Tricuspid valve regurgitation occurs when blood abnormally flows backwards from the right ventricle into the right atrium through a diseased tricuspid valve. Tricuspid regurgitation can be organic from actual valve or leaflet damage, or functional from tricuspid annular dilation. Even in the setting of severe tricuspid regurgitation, right heart failure may not develop. Historically, tricuspid valve excision was performed to remove bacterial vegetations. This results essentially in “wide-open” tricuspid regurgitation and most patients did clinically well.
Functional tricuspid regurgitation is the most common etiology. This occurs due to any cause of pulmonary hypertension which in turn results in increased right ventricular pressure dilating the tricuspid valve annulus.
Rare causes include pacemaker lead leaflet damage, damage from heart biopsies (heart transplant patients), carcinoid valve disease, tricuspid valve prolapse, rheumatic tricuspid valve disease, endocarditis, connective tissues diseases or radiation therapy.
The symptoms of tricuspid regurgitation include those of right heart failure.

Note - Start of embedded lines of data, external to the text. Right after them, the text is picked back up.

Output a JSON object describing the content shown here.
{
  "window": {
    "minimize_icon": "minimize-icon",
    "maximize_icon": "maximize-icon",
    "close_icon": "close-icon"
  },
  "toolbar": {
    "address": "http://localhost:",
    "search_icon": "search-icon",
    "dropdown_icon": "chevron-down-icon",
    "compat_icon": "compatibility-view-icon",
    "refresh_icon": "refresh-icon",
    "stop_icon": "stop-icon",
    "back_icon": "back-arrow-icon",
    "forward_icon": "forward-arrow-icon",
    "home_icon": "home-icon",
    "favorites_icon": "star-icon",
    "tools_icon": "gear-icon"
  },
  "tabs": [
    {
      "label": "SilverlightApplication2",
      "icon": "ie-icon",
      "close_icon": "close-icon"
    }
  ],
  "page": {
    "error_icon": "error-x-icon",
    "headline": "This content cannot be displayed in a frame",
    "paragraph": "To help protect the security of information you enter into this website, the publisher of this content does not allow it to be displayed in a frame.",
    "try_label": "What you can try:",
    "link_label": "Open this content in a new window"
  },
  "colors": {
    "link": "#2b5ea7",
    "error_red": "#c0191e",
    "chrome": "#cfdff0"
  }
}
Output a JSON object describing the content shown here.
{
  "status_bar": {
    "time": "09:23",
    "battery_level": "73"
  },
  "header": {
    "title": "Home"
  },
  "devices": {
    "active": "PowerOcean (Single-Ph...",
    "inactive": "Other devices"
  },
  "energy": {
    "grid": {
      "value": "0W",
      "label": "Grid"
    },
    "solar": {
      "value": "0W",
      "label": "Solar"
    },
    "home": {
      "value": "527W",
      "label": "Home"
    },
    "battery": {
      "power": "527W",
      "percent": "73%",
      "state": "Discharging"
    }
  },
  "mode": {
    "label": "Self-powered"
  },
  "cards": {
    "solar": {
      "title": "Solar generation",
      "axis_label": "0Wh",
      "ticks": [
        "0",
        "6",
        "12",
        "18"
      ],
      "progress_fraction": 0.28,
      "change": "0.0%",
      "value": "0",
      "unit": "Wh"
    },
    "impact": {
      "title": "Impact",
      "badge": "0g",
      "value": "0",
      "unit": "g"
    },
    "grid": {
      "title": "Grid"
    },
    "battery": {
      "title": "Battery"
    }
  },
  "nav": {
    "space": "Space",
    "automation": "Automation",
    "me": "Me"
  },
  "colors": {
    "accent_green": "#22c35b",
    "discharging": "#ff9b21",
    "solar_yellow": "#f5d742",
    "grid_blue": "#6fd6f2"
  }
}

Dyspnea on exertion is from reduced right ventricular cardiac output. Peripheral edema and right upper quadrant pain from hepatic congestion can occur.
The murmur of tricuspid regurgitation is similar to that of mitral regurgitation. It is a high pitched, holosystolic murmur however it is best heard at the left lower sternal border and it radiates to the right lower sternal border. The intensity significantly increases with inspiration due to increased venous return helping to distinguish it from mitral regurgitation. This inspiratory enhancement of the tricuspid regurgitation murmur is called "Carvallo's sign".
Systolic hepatic pulsations may be felt in the right upper quadrant due to hepatic congestion. Peripheral pitting edema is frequently present. Large jugular V waves (Lancisi's sign) are seen during systole and represent the regurgitant volume. See the large jugular V waves in the video below in a patient with severe tricuspid regurgitation:
The diagnosis is predominantly made on physical examination and echocardiography. The subjective size of the regurgitant jet is the main determinant on grading the TR as mild, moderate or severe.
No specific medical therapy exists for tricuspid regurgitation. Diuretics to maintain a normal volume status can help to relieve dyspnea. Digoxin can increase right ventricular contractility, however has not been extensively researched for this indication.
Surgical repair or replacement is rarely required. The ACC/AHA Guidelines give the following indications to surgically repair the tricuspid valve:
Repair of the tricuspid valve in severe tricuspid regurgitation when mitral valve surgery is planned (class I, level of evidence B).
Tricuspid valve replacement or annuloplasty ring is reasonable to severe primary tricuspid regurgitation when right heart failure symptoms are present (class IIa, level of evidence C).
Tricuspid valve replacement is reasonable for severe tricuspid regurgitation due to organic valve disease that is not amenable to annuloplasty ring (class IIa, level of evidence C).
Tricuspid annuloplasty ring may be considered for moderate tricuspid regurgitation in patients undergoing mitral valve surgery when there is pulmonary hypertension or tricuspid annular dilatation (class IIb, level of evidence C).
By Steven Lome